16th century, Tibet, teacher Tsong Khapa, gilt copper alloy, private collection.

16th century, Tibet, teacher Tsong Khapa, gilt copper alloy, private collection.

The founder of the Gelugpa order is sometimes represented as a deified lama, holding two long-stemmed lotuses, one topped with a manuscript and the other with a lotus bud. Here he is sitting on a small double-lotus base with almost rectangular petals and only one row of thick beading, bare-headed, his eyes closed in rapture, his hands in a symbolical gesture, wearing a monastic robe with an incised hem. The double-lotus base is decorated with two snow lions.

16th century, Tibet, Tsong Khapa, dark metal with copper inlay, at the Rubin Museum of Art (USA).

16th century, Tibet, Tsong Khapa, dark metal with copper inlay, at the Rubin Museum of Art (USA).

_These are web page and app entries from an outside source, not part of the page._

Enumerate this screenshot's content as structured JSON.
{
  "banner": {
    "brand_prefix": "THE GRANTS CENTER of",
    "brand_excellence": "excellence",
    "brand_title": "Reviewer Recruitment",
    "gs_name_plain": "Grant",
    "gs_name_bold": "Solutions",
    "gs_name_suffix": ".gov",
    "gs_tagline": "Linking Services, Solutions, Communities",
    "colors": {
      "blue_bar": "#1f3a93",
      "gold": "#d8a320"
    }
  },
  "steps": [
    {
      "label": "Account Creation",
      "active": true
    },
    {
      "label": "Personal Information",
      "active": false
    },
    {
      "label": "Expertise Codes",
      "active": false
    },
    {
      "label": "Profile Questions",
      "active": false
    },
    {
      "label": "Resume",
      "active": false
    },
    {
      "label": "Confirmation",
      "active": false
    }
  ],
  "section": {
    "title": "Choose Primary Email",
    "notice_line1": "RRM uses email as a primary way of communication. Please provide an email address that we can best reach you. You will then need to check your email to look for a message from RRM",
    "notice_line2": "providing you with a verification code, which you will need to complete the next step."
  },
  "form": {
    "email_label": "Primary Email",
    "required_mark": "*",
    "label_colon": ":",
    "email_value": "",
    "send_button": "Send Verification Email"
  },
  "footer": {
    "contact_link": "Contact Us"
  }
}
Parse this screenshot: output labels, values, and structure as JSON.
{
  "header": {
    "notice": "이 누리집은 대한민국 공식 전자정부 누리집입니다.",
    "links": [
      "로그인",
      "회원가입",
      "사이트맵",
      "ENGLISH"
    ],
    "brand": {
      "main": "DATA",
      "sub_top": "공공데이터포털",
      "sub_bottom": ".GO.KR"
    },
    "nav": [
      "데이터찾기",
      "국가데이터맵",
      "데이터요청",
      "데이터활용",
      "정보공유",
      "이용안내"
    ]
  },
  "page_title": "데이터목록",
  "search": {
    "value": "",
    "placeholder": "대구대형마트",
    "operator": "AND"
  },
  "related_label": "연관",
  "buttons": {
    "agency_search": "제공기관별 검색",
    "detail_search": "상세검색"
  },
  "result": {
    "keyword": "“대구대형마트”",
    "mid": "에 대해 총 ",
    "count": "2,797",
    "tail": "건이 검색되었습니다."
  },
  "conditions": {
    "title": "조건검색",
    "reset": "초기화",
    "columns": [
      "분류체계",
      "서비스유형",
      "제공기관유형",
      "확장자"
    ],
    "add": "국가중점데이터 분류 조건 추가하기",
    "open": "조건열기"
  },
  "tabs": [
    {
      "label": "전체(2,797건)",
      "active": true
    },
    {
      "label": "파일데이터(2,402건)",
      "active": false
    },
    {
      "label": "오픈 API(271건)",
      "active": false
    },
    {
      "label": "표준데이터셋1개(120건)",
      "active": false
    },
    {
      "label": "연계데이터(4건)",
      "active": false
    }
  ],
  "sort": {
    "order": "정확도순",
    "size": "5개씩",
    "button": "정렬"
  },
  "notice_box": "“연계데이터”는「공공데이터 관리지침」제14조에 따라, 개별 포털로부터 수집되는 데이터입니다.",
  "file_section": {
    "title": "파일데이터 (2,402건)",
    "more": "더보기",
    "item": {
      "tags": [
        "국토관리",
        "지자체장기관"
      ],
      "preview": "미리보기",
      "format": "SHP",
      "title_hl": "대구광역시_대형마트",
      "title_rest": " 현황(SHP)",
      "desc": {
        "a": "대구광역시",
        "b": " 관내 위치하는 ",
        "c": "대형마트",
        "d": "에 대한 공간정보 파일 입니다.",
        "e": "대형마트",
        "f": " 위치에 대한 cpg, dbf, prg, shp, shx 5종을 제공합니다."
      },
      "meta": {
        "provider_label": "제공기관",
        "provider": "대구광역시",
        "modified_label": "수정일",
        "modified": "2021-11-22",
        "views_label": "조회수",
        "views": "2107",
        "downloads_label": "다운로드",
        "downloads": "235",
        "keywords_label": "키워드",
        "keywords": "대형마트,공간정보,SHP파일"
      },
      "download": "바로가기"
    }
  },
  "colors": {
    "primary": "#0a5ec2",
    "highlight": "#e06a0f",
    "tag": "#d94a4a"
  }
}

This is a similar representation but with a different mudra or hand-gesture, the smiling face and the arms are painted with cold gold, the lips and eyes are painted with pigment, there are traces of blue and green pigment on the lotuses and two small gemstones. The hem of the garment is delicately incised with a floral pattern. The double-lotus base is decorated with snow lions.